(SNAP, the Survivors Network of those Abused by Priests, is the world’s oldest and largest support group for clergy abuse victims. We’ve been around for 25 years and have more than 18,000 members. Despite the word “priest” in our title, we have members who were molested by religious figures of all denominations, including nuns, rabbis, bishops, and Protestant ministers. Our website is SNAPnetwork.org)
Contact - David Clohessy (314-566-9790 cell, SNAPclohessy@aol.com), Barbara Dorris (314-862-7688 home, 314-503-0003 cell, SNAPdorris@gmail.com), Barbara Blaine (312-399-4747, SNAPblaine@gmail.com), Peter Isely (414-429-7259, firstname.lastname@example.org), Becky Ianni (703 801 6044, SNAPvirginia@cox.net)
50 State AG Call for Grand Jury
Any investigation must be:
- independent of and separate from the church
- must have subpoena powers and ability to compel testimony under oath
Anything short of these criteria is a sham and whitewash.
In addition, write letters to the editor, make phone calls to politicians as they can apply pressure to keep them responsive to our demand. We need to make efforts to ensure that they follow up on what the state is doing to investigate these crimes.

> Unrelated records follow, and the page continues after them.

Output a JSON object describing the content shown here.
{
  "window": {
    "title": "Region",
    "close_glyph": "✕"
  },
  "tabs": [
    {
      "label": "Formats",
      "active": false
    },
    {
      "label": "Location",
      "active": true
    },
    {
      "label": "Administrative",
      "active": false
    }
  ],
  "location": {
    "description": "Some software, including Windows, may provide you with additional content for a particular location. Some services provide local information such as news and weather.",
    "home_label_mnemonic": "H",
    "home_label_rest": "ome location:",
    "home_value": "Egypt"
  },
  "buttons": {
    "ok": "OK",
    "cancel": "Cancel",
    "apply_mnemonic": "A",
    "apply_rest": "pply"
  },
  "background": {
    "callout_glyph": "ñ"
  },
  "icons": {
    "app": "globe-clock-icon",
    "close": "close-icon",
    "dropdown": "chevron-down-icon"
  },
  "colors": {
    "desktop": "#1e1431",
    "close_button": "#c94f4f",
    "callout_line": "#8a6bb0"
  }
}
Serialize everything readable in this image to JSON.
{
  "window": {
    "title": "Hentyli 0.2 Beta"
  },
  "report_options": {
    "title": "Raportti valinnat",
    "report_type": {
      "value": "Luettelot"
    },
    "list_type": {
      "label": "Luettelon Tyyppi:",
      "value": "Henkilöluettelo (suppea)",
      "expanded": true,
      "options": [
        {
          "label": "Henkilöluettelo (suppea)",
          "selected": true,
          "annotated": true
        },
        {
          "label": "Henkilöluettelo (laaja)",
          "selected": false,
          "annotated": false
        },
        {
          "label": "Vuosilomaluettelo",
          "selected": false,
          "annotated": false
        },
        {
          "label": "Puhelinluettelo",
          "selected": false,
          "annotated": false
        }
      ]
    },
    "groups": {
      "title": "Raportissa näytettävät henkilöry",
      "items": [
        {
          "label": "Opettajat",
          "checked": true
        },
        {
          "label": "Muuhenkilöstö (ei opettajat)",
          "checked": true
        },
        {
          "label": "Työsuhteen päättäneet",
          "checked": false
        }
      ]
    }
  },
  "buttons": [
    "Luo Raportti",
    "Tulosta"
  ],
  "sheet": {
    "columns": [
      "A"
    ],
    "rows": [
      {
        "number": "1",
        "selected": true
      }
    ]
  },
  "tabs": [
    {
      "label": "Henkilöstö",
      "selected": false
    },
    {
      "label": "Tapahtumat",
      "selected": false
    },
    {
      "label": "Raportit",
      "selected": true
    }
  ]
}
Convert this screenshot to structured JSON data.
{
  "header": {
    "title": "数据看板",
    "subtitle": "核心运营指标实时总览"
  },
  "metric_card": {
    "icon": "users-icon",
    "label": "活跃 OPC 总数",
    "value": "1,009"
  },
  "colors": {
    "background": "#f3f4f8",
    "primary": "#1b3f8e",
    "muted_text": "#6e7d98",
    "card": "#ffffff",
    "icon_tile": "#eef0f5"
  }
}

The Attorneys General of forty states have inquired about the grand jury process in Pennsylvania. Let's get statewide investigations going in fifty states.
Note to Letter Writers
Use your own words and style of writing. Cut and paste from the templates as you wish. Include your experiences, whether as a survivor or as a member of the community. And relate your letter to the state you were abused in or state now living in.